■ **DATA SHOWN**:
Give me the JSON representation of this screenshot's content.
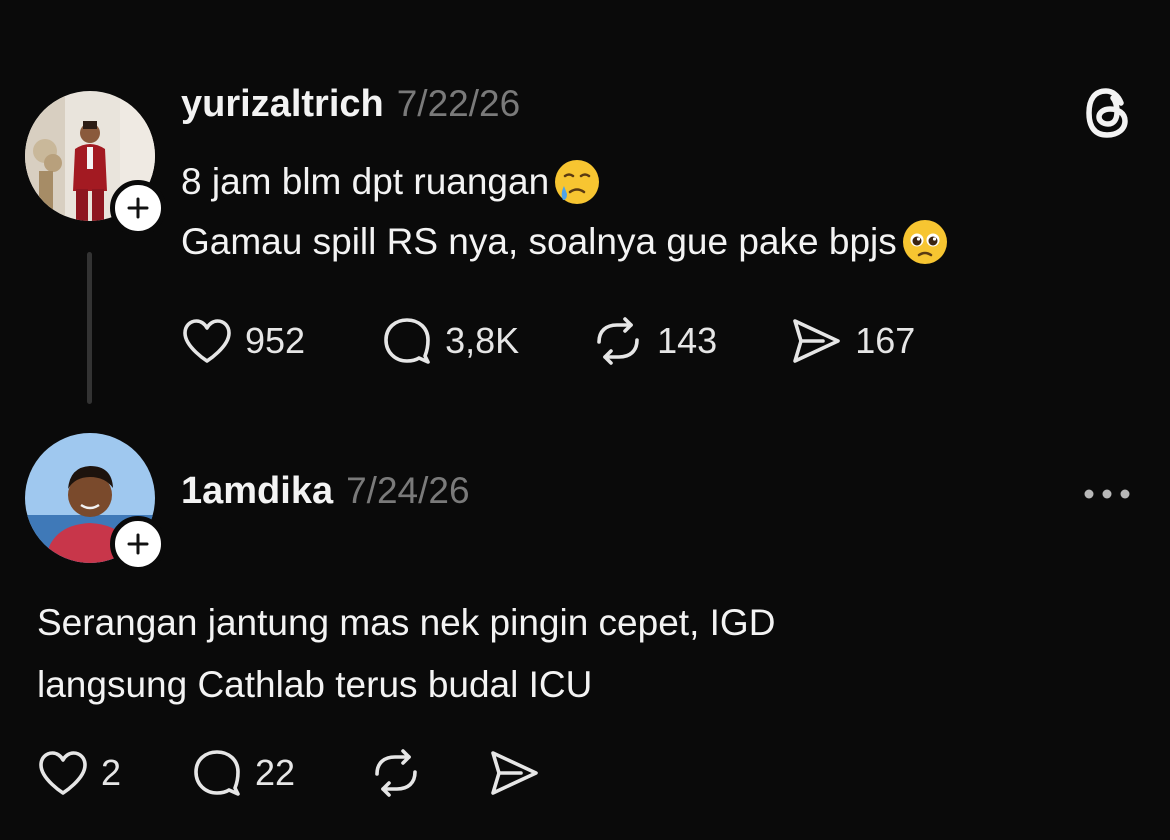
{
  "post": {
    "username": "yurizaltrich",
    "timestamp": "7/22/26",
    "lines": [
      "8 jam blm dpt ruangan",
      "Gamau spill RS nya, soalnya gue pake bpjs"
    ],
    "emojis": [
      "face-holding-back-tears-icon",
      "pleading-face-icon"
    ],
    "actions": {
      "likes": "952",
      "replies": "3,8K",
      "reposts": "143",
      "shares": "167"
    }
  },
  "reply": {
    "username": "1amdika",
    "timestamp": "7/24/26",
    "lines": [
      "Serangan jantung mas nek pingin cepet, IGD",
      "langsung Cathlab terus budal ICU"
    ],
    "actions": {
      "likes": "2",
      "replies": "22"
    }
  },
  "icons": {
    "app_logo": "threads-logo-icon",
    "more": "more-options-icon",
    "follow": "plus-icon"
  },
  "colors": {
    "background": "#0a0a0a",
    "text": "#f3f3f3",
    "muted": "#7a7a7a",
    "thread_line": "#333333"
  }
}
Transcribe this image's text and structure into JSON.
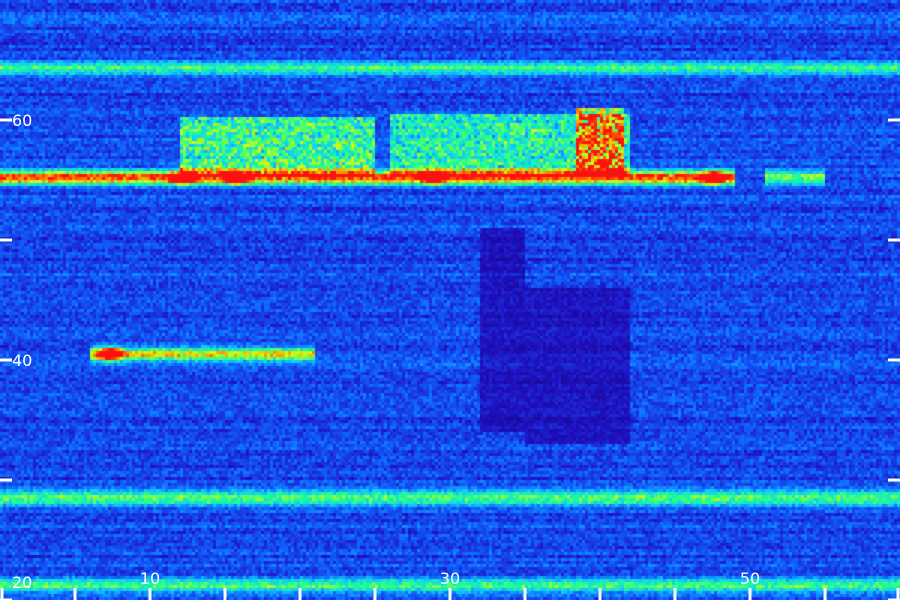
{
  "chart_data": {
    "type": "heatmap",
    "title": "",
    "xlabel": "",
    "ylabel": "",
    "xlim": [
      0,
      60
    ],
    "ylim": [
      20,
      70
    ],
    "x_ticks": [
      0,
      5,
      10,
      15,
      20,
      25,
      30,
      35,
      40,
      45,
      50,
      55,
      60
    ],
    "x_tick_labels": [
      {
        "value": 10,
        "label": "10"
      },
      {
        "value": 30,
        "label": "30"
      },
      {
        "value": 50,
        "label": "50"
      }
    ],
    "y_ticks": [
      20,
      30,
      40,
      50,
      60
    ],
    "y_tick_labels": [
      {
        "value": 20,
        "label": "20"
      },
      {
        "value": 40,
        "label": "40"
      },
      {
        "value": 60,
        "label": "60"
      }
    ],
    "grid": false,
    "colormap": [
      "#100060",
      "#2010c0",
      "#1060ff",
      "#10c8ff",
      "#20ff90",
      "#d0ff10",
      "#ff8000",
      "#ff1010"
    ],
    "background_color": "#1a0a6e",
    "bands": [
      {
        "y": 64.3,
        "x_start": 0,
        "x_end": 60,
        "intensity": 0.35
      },
      {
        "y": 55.2,
        "x_start": 0,
        "x_end": 49,
        "intensity": 0.78
      },
      {
        "y": 55.2,
        "x_start": 51,
        "x_end": 55,
        "intensity": 0.45
      },
      {
        "y": 40.5,
        "x_start": 6,
        "x_end": 21,
        "intensity": 0.55
      },
      {
        "y": 28.5,
        "x_start": 0,
        "x_end": 60,
        "intensity": 0.42
      },
      {
        "y": 21.2,
        "x_start": 0,
        "x_end": 60,
        "intensity": 0.4
      }
    ],
    "hotspots": [
      {
        "x": 7.3,
        "y": 40.5,
        "intensity": 1.0
      },
      {
        "x": 12.2,
        "y": 55.2,
        "intensity": 0.92
      },
      {
        "x": 29.0,
        "y": 55.2,
        "intensity": 0.9
      },
      {
        "x": 47.6,
        "y": 55.2,
        "intensity": 0.95
      },
      {
        "x": 15.7,
        "y": 55.2,
        "intensity": 0.85
      }
    ],
    "plumes": [
      {
        "x_start": 12,
        "x_end": 25,
        "y_top": 60.2,
        "intensity": 0.45
      },
      {
        "x_start": 26,
        "x_end": 42,
        "y_top": 60.5,
        "intensity": 0.4
      },
      {
        "x_start": 38.5,
        "x_end": 41.5,
        "y_top": 61.0,
        "intensity": 0.6
      }
    ],
    "dark_regions": [
      {
        "x_start": 32,
        "x_end": 35,
        "y_bottom": 34,
        "y_top": 51
      },
      {
        "x_start": 35,
        "x_end": 42,
        "y_bottom": 33,
        "y_top": 46
      }
    ]
  }
}
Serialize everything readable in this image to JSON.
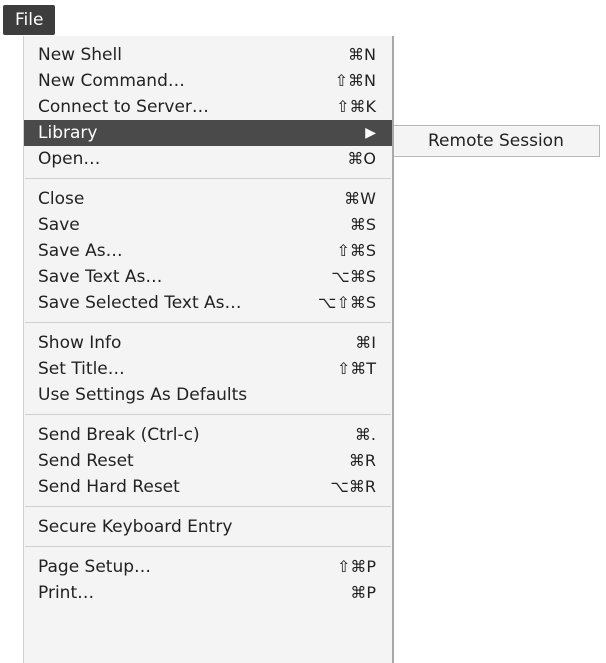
{
  "menubar": {
    "title": "File"
  },
  "menu": {
    "groups": [
      [
        {
          "label": "New Shell",
          "shortcut": "⌘N"
        },
        {
          "label": "New Command…",
          "shortcut": "⇧⌘N"
        },
        {
          "label": "Connect to Server…",
          "shortcut": "⇧⌘K"
        },
        {
          "label": "Library",
          "submenu_arrow": "▶"
        },
        {
          "label": "Open…",
          "shortcut": "⌘O"
        }
      ],
      [
        {
          "label": "Close",
          "shortcut": "⌘W"
        },
        {
          "label": "Save",
          "shortcut": "⌘S"
        },
        {
          "label": "Save As…",
          "shortcut": "⇧⌘S"
        },
        {
          "label": "Save Text As…",
          "shortcut": "⌥⌘S"
        },
        {
          "label": "Save Selected Text As…",
          "shortcut": "⌥⇧⌘S"
        }
      ],
      [
        {
          "label": "Show Info",
          "shortcut": "⌘I"
        },
        {
          "label": "Set Title…",
          "shortcut": "⇧⌘T"
        },
        {
          "label": "Use Settings As Defaults"
        }
      ],
      [
        {
          "label": "Send Break (Ctrl-c)",
          "shortcut": "⌘."
        },
        {
          "label": "Send Reset",
          "shortcut": "⌘R"
        },
        {
          "label": "Send Hard Reset",
          "shortcut": "⌥⌘R"
        }
      ],
      [
        {
          "label": "Secure Keyboard Entry"
        }
      ],
      [
        {
          "label": "Page Setup…",
          "shortcut": "⇧⌘P"
        },
        {
          "label": "Print…",
          "shortcut": "⌘P"
        }
      ]
    ]
  },
  "submenu": {
    "items": [
      {
        "label": "Remote Session"
      }
    ]
  },
  "colors": {
    "highlight": "#4a4a4a",
    "menu_background": "#f4f4f4",
    "text": "#222222"
  }
}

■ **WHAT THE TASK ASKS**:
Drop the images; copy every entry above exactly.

■ **ANSWER TO THE PROBLEM**:
Give me the JSON representation of this screenshot's content.
{
  "post": {
    "username": "yurizaltrich",
    "timestamp": "7/22/26",
    "lines": [
      "8 jam blm dpt ruangan",
      "Gamau spill RS nya, soalnya gue pake bpjs"
    ],
    "emojis": [
      "face-holding-back-tears-icon",
      "pleading-face-icon"
    ],
    "actions": {
      "likes": "952",
      "replies": "3,8K",
      "reposts": "143",
      "shares": "167"
    }
  },
  "reply": {
    "username": "1amdika",
    "timestamp": "7/24/26",
    "lines": [
      "Serangan jantung mas nek pingin cepet, IGD",
      "langsung Cathlab terus budal ICU"
    ],
    "actions": {
      "likes": "2",
      "replies": "22"
    }
  },
  "icons": {
    "app_logo": "threads-logo-icon",
    "more": "more-options-icon",
    "follow": "plus-icon"
  },
  "colors": {
    "background": "#0a0a0a",
    "text": "#f3f3f3",
    "muted": "#7a7a7a",
    "thread_line": "#333333"
  }
}
Transcribe this image's text and structure into JSON.
{
  "chart_data": {
    "type": "heatmap",
    "title": "",
    "xlabel": "",
    "ylabel": "",
    "xlim": [
      0,
      60
    ],
    "ylim": [
      20,
      70
    ],
    "x_ticks": [
      0,
      5,
      10,
      15,
      20,
      25,
      30,
      35,
      40,
      45,
      50,
      55,
      60
    ],
    "x_tick_labels": [
      {
        "value": 10,
        "label": "10"
      },
      {
        "value": 30,
        "label": "30"
      },
      {
        "value": 50,
        "label": "50"
      }
    ],
    "y_ticks": [
      20,
      30,
      40,
      50,
      60
    ],
    "y_tick_labels": [
      {
        "value": 20,
        "label": "20"
      },
      {
        "value": 40,
        "label": "40"
      },
      {
        "value": 60,
        "label": "60"
      }
    ],
    "grid": false,
    "colormap": [
      "#100060",
      "#2010c0",
      "#1060ff",
      "#10c8ff",
      "#20ff90",
      "#d0ff10",
      "#ff8000",
      "#ff1010"
    ],
    "background_color": "#1a0a6e",
    "bands": [
      {
        "y": 64.3,
        "x_start": 0,
        "x_end": 60,
        "intensity": 0.35
      },
      {
        "y": 55.2,
        "x_start": 0,
        "x_end": 49,
        "intensity": 0.78
      },
      {
        "y": 55.2,
        "x_start": 51,
        "x_end": 55,
        "intensity": 0.45
      },
      {
        "y": 40.5,
        "x_start": 6,
        "x_end": 21,
        "intensity": 0.55
      },
      {
        "y": 28.5,
        "x_start": 0,
        "x_end": 60,
        "intensity": 0.42
      },
      {
        "y": 21.2,
        "x_start": 0,
        "x_end": 60,
        "intensity": 0.4
      }
    ],
    "hotspots": [
      {
        "x": 7.3,
        "y": 40.5,
        "intensity": 1.0
      },
      {
        "x": 12.2,
        "y": 55.2,
        "intensity": 0.92
      },
      {
        "x": 29.0,
        "y": 55.2,
        "intensity": 0.9
      },
      {
        "x": 47.6,
        "y": 55.2,
        "intensity": 0.95
      },
      {
        "x": 15.7,
        "y": 55.2,
        "intensity": 0.85
      }
    ],
    "plumes": [
      {
        "x_start": 12,
        "x_end": 25,
        "y_top": 60.2,
        "intensity": 0.45
      },
      {
        "x_start": 26,
        "x_end": 42,
        "y_top": 60.5,
        "intensity": 0.4
      },
      {
        "x_start": 38.5,
        "x_end": 41.5,
        "y_top": 61.0,
        "intensity": 0.6
      }
    ],
    "dark_regions": [
      {
        "x_start": 32,
        "x_end": 35,
        "y_bottom": 34,
        "y_top": 51
      },
      {
        "x_start": 35,
        "x_end": 42,
        "y_bottom": 33,
        "y_top": 46
      }
    ]
  }
}
Serialize everything readable in this image to JSON.
{
  "menubar": {
    "title": "File"
  },
  "menu": {
    "groups": [
      [
        {
          "label": "New Shell",
          "shortcut": "⌘N"
        },
        {
          "label": "New Command…",
          "shortcut": "⇧⌘N"
        },
        {
          "label": "Connect to Server…",
          "shortcut": "⇧⌘K"
        },
        {
          "label": "Library",
          "submenu_arrow": "▶"
        },
        {
          "label": "Open…",
          "shortcut": "⌘O"
        }
      ],
      [
        {
          "label": "Close",
          "shortcut": "⌘W"
        },
        {
          "label": "Save",
          "shortcut": "⌘S"
        },
        {
          "label": "Save As…",
          "shortcut": "⇧⌘S"
        },
        {
          "label": "Save Text As…",
          "shortcut": "⌥⌘S"
        },
        {
          "label": "Save Selected Text As…",
          "shortcut": "⌥⇧⌘S"
        }
      ],
      [
        {
          "label": "Show Info",
          "shortcut": "⌘I"
        },
        {
          "label": "Set Title…",
          "shortcut": "⇧⌘T"
        },
        {
          "label": "Use Settings As Defaults"
        }
      ],
      [
        {
          "label": "Send Break (Ctrl-c)",
          "shortcut": "⌘."
        },
        {
          "label": "Send Reset",
          "shortcut": "⌘R"
        },
        {
          "label": "Send Hard Reset",
          "shortcut": "⌥⌘R"
        }
      ],
      [
        {
          "label": "Secure Keyboard Entry"
        }
      ],
      [
        {
          "label": "Page Setup…",
          "shortcut": "⇧⌘P"
        },
        {
          "label": "Print…",
          "shortcut": "⌘P"
        }
      ]
    ]
  },
  "submenu": {
    "items": [
      {
        "label": "Remote Session"
      }
    ]
  },
  "colors": {
    "highlight": "#4a4a4a",
    "menu_background": "#f4f4f4",
    "text": "#222222"
  }
}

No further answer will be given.